Although, [I have to say that], many foreign intelligence services are conducting their work there, and they have a certain amount of influence. But they won’t be able to radically influence the direction the country is going, with the Taliban now stepping in, not without a lot of wheeling and dealing.

Therefore, he [Massoud] is still somewhat independent. He is one of just a few players who, in my opinion, are truly independent, and he wishes, in these conditions, to bargain, on behalf of himself and his region, to obtain the maximum possible benefits.

Reporter: What kind of benefits?

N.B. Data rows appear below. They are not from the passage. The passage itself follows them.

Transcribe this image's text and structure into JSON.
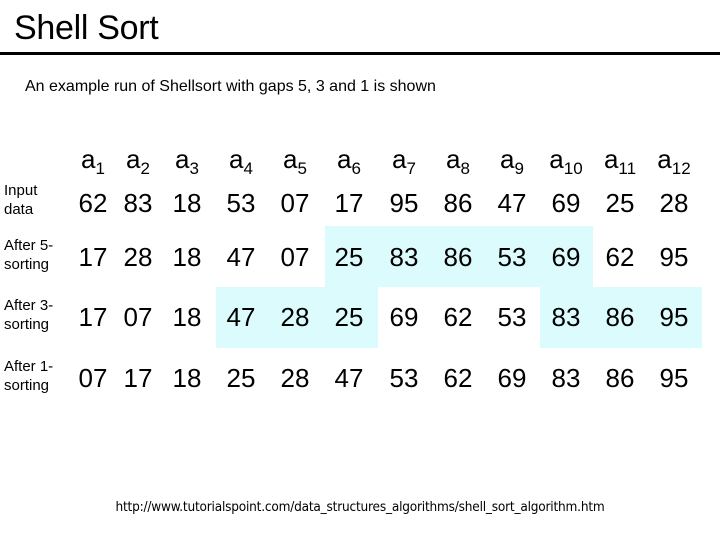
{
  "title": "Shell Sort",
  "subtitle": "An example run of Shellsort with gaps 5, 3 and 1 is shown",
  "header": {
    "symbol": "a",
    "indices": [
      "1",
      "2",
      "3",
      "4",
      "5",
      "6",
      "7",
      "8",
      "9",
      "10",
      "11",
      "12"
    ]
  },
  "rows": [
    {
      "label_line1": "Input",
      "label_line2": "data",
      "values": [
        "62",
        "83",
        "18",
        "53",
        "07",
        "17",
        "95",
        "86",
        "47",
        "69",
        "25",
        "28"
      ],
      "highlighted_indices": []
    },
    {
      "label_line1": "After 5-",
      "label_line2": "sorting",
      "values": [
        "17",
        "28",
        "18",
        "47",
        "07",
        "25",
        "83",
        "86",
        "53",
        "69",
        "62",
        "95"
      ],
      "highlighted_indices": [
        6,
        7,
        8,
        9,
        10
      ]
    },
    {
      "label_line1": "After 3-",
      "label_line2": "sorting",
      "values": [
        "17",
        "07",
        "18",
        "47",
        "28",
        "25",
        "69",
        "62",
        "53",
        "83",
        "86",
        "95"
      ],
      "highlighted_indices": [
        4,
        5,
        6,
        10,
        11,
        12
      ]
    },
    {
      "label_line1": "After 1-",
      "label_line2": "sorting",
      "values": [
        "07",
        "17",
        "18",
        "25",
        "28",
        "47",
        "53",
        "62",
        "69",
        "83",
        "86",
        "95"
      ],
      "highlighted_indices": []
    }
  ],
  "colors": {
    "highlight": "#dcfbfd",
    "text": "#000000"
  },
  "source_url": "http://www.tutorialspoint.com/data_structures_algorithms/shell_sort_algorithm.htm"
}
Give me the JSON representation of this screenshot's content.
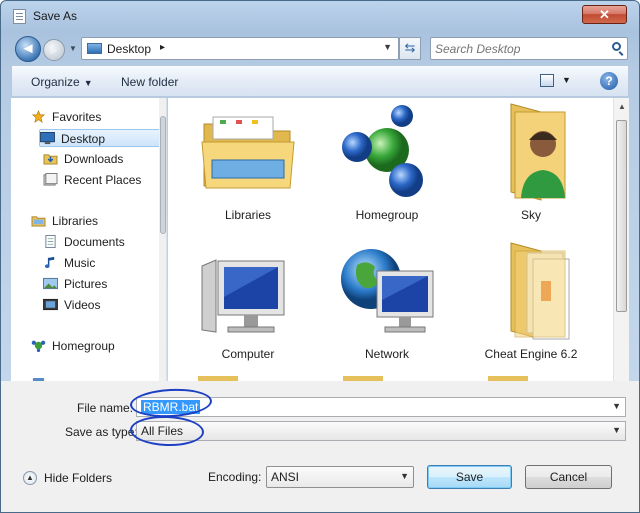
{
  "window": {
    "title": "Save As",
    "close_label": "✕"
  },
  "nav": {
    "back_glyph": "◄",
    "forward_glyph": "►",
    "address": "Desktop",
    "search_placeholder": "Search Desktop"
  },
  "toolbar": {
    "organize": "Organize",
    "new_folder": "New folder"
  },
  "sidebar": {
    "items": [
      {
        "label": "Favorites",
        "icon": "star-icon"
      },
      {
        "label": "Desktop",
        "icon": "desktop-icon",
        "selected": true
      },
      {
        "label": "Downloads",
        "icon": "downloads-icon"
      },
      {
        "label": "Recent Places",
        "icon": "recent-places-icon"
      },
      {
        "label": "Libraries",
        "icon": "library-icon"
      },
      {
        "label": "Documents",
        "icon": "documents-icon"
      },
      {
        "label": "Music",
        "icon": "music-icon"
      },
      {
        "label": "Pictures",
        "icon": "pictures-icon"
      },
      {
        "label": "Videos",
        "icon": "videos-icon"
      },
      {
        "label": "Homegroup",
        "icon": "homegroup-icon"
      }
    ]
  },
  "files": [
    {
      "name": "Libraries",
      "icon": "libraries-folder-icon"
    },
    {
      "name": "Homegroup",
      "icon": "homegroup-spheres-icon"
    },
    {
      "name": "Sky",
      "icon": "user-folder-icon"
    },
    {
      "name": "Computer",
      "icon": "computer-icon"
    },
    {
      "name": "Network",
      "icon": "network-icon"
    },
    {
      "name": "Cheat Engine 6.2",
      "icon": "folder-icon"
    }
  ],
  "form": {
    "file_name_label": "File name:",
    "file_name_value": "RBMR.bat",
    "save_type_label": "Save as type:",
    "save_type_value": "All Files",
    "hide_folders": "Hide Folders",
    "encoding_label": "Encoding:",
    "encoding_value": "ANSI",
    "save": "Save",
    "cancel": "Cancel"
  },
  "colors": {
    "selection": "#3399ff",
    "ink_annotation": "#1c3fc4",
    "title_close": "#c04a33"
  }
}
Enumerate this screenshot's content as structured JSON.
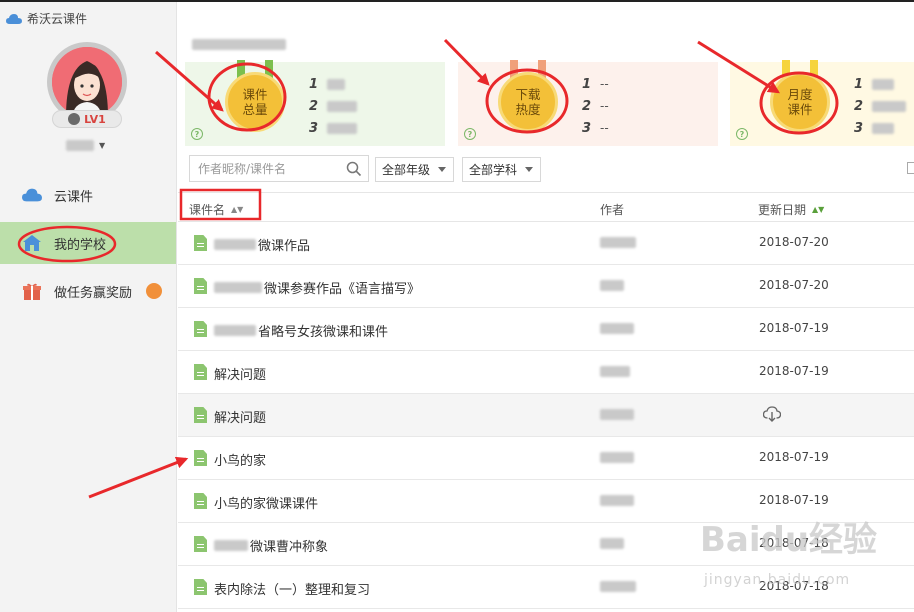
{
  "app": {
    "title": "希沃云课件"
  },
  "profile": {
    "level": "LV1"
  },
  "sidebar": {
    "items": [
      {
        "label": "云课件",
        "icon": "cloud-icon"
      },
      {
        "label": "我的学校",
        "icon": "school-icon",
        "active": true
      },
      {
        "label": "做任务赢奖励",
        "icon": "gift-icon"
      }
    ]
  },
  "stats": {
    "total": {
      "title": "课件\n总量",
      "ranks": [
        "1",
        "2",
        "3"
      ],
      "values": [
        "",
        "",
        ""
      ]
    },
    "downloads": {
      "title": "下载\n热度",
      "ranks": [
        "1",
        "2",
        "3"
      ],
      "values": [
        "--",
        "--",
        "--"
      ]
    },
    "monthly": {
      "title": "月度\n课件",
      "ranks": [
        "1",
        "2",
        "3"
      ],
      "values": [
        "",
        "",
        ""
      ]
    }
  },
  "filters": {
    "search_placeholder": "作者昵称/课件名",
    "grade": "全部年级",
    "subject": "全部学科"
  },
  "table": {
    "headers": {
      "name": "课件名",
      "author": "作者",
      "date": "更新日期"
    },
    "rows": [
      {
        "name": "微课作品",
        "date": "2018-07-20"
      },
      {
        "name": "微课参赛作品《语言描写》",
        "date": "2018-07-20"
      },
      {
        "name": "省略号女孩微课和课件",
        "date": "2018-07-19"
      },
      {
        "name": "解决问题",
        "date": "2018-07-19"
      },
      {
        "name": "解决问题",
        "date": ""
      },
      {
        "name": "小鸟的家",
        "date": "2018-07-19"
      },
      {
        "name": "小鸟的家微课课件",
        "date": "2018-07-19"
      },
      {
        "name": "微课曹冲称象",
        "date": "2018-07-18"
      },
      {
        "name": "表内除法（一）整理和复习",
        "date": "2018-07-18"
      }
    ]
  },
  "watermark": {
    "text": "Baidu经验",
    "sub": "jingyan.baidu.com"
  },
  "colors": {
    "accent_green": "#8cc56f",
    "active_nav": "#bcdfaa",
    "annotation_red": "#e8282b",
    "medal_gold": "#f3c038"
  }
}
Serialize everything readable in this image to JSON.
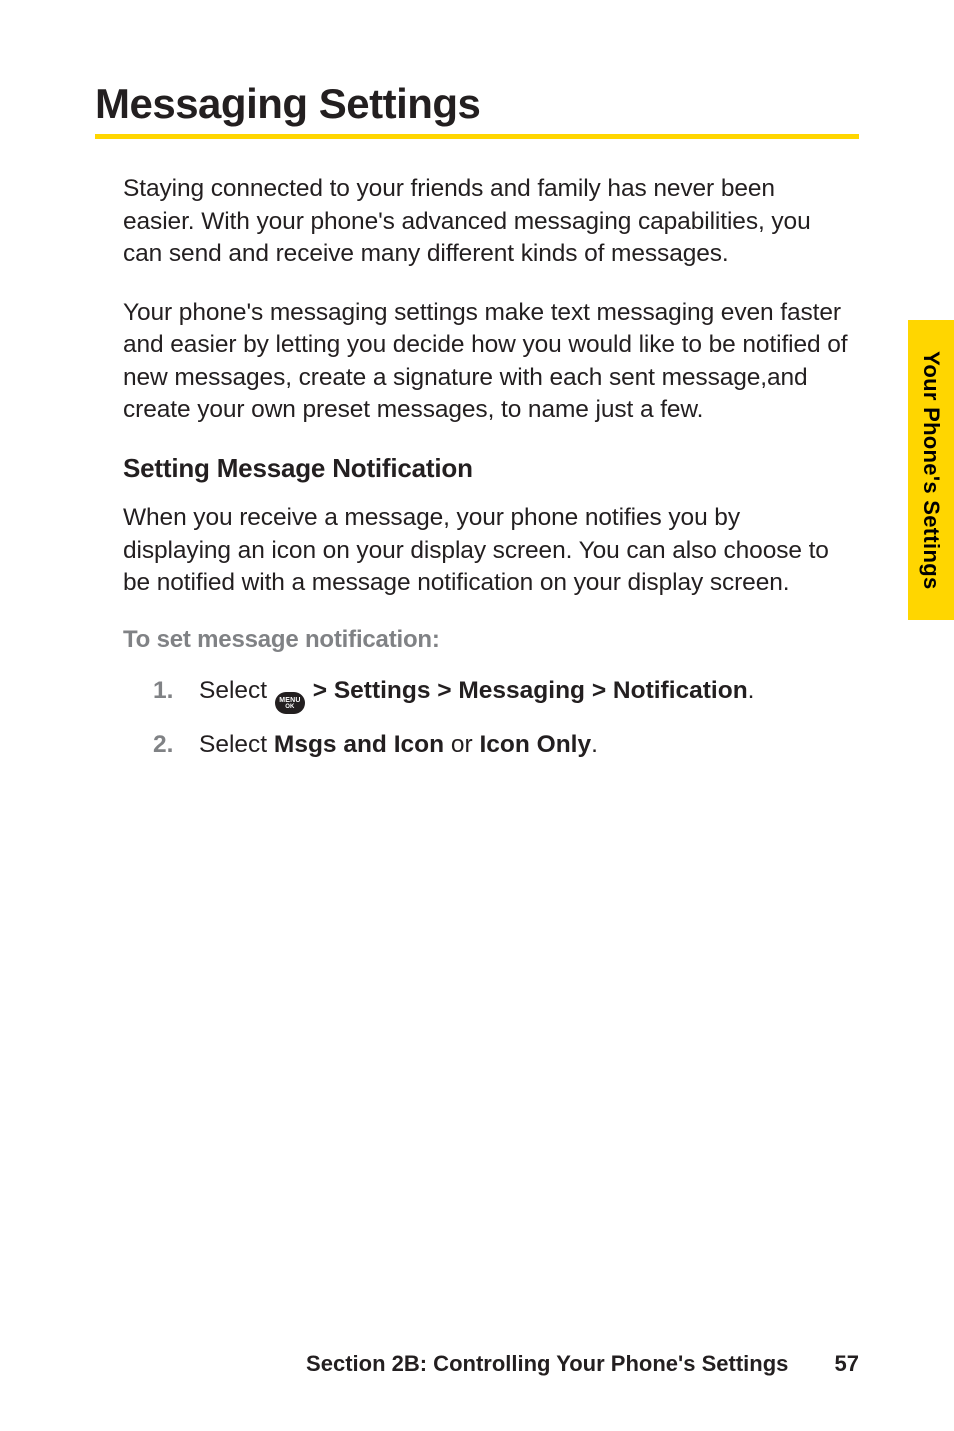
{
  "sideTab": "Your Phone's Settings",
  "title": "Messaging Settings",
  "para1": "Staying connected to your friends and family has never been easier. With your phone's advanced messaging capabilities, you can send and receive many different kinds of messages.",
  "para2": "Your phone's messaging settings make text messaging even faster and easier by letting you decide how you would like to be notified of new messages, create a signature with each sent message,and create your own preset messages, to name just a few.",
  "subhead": "Setting Message Notification",
  "para3": "When you receive a message, your phone notifies you by displaying an icon on your display screen. You can also choose to be notified with a message notification on your display screen.",
  "grayLead": "To set message notification:",
  "steps": {
    "s1": {
      "num": "1.",
      "pre": "Select ",
      "iconTop": "MENU",
      "iconBottom": "OK",
      "path": " > Settings > Messaging > Notification",
      "end": "."
    },
    "s2": {
      "num": "2.",
      "pre": "Select ",
      "opt1": "Msgs and Icon",
      "mid": " or ",
      "opt2": "Icon Only",
      "end": "."
    }
  },
  "footer": {
    "section": "Section 2B: Controlling Your Phone's Settings",
    "page": "57"
  }
}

Klintsevich: He wants to be part of the government of the country, he wants to be a decision-maker, to create preferential conditions for his region and his people, this is a very diverse people, ethnically speaking.

He needs to retain the right to conduct independently those trade and economic relations that he has established, and so that nobody can dictate their will to him.

Reporter: Will the Taliban go along with that?

Klintsevich: They will have no choice. Obviously they don’t want to, which is why they are still making threats. But eventually they will see that they are up against a brick wall, and they will have no choice except to negotiate a deal.

Reporter: But in the Provisional Government which they announced this week, there are no representatives of Massoud.

Klintsevich: In which case, there will be a fight. They [the Taliban] are convinced that, given all the resources which the Americans left them, including helicopters, drones, the personal gear, etc., that they will be able to block the Panjshir [Valley], that they will be able to control that region. But you can’t block, the Panjshir. They have too many forces and means at their disposal, this will prevent a full blockade.

Talibs wearing American trophy gear troll American patriotic sensibilities.

Reporter: Could they attack it from the air?

Klintsevich: They could. But the main thing they could do in that case would be to bomb populated areas. And there is a mass of caves, hiding places, various tunnels which are impervious to aviation. They started to build these caves and tunnels back in Soviet times. They are fortified, camouflaged, well equipped.

Reporter: In other words, the resistance could go on for years.

Klintsevich: Yes, that’s the problem. But I am sure that the Americans will recommend to the Talibs that they find a compromise. Although one has to take into account what has been happening recently, including terrorist attacks, the liquidation of terrorists, soldiers shooting up automobiles filled with peaceful civilians under the guise they were assisting terrorists; one might say that a process is taking place which creates the external conditions for the destablization of the situation and the introduction into the country of the so-called “manageable chaos”.

Reporter: In other words, it suits the Americans to have some grouping in Afghanistan which will threaten the Taliban and destabilize the situation in the country?

Klintsevich: Of course. The Americans will create this tension, attempt to build relations with all the various players, various agents will work with the various field commanders. For example, it will be necessary for them to create a wave of refugees, people who are dissatisfied with the Taliban, and who will flood into other countries, and amongst whom can be planted a large number of professional terrorists, who will attempt to settle in those countries.

[to be continued]

This entry was posted in Military and War, Russian History and tagged , . Bookmark the permalink.

Leave a Reply

Fill in your details below or click an icon to log in:

WordPress.com Logo

You are commenting using your WordPress.com account. Log Out /  Change )

Google photo

You are commenting using your Google account. Log Out /  Change )

Twitter picture

You are commenting using your Twitter account. Log Out /  Change )

Facebook photo

You are commenting using your Facebook account. Log Out /  Change )

Connecting to %s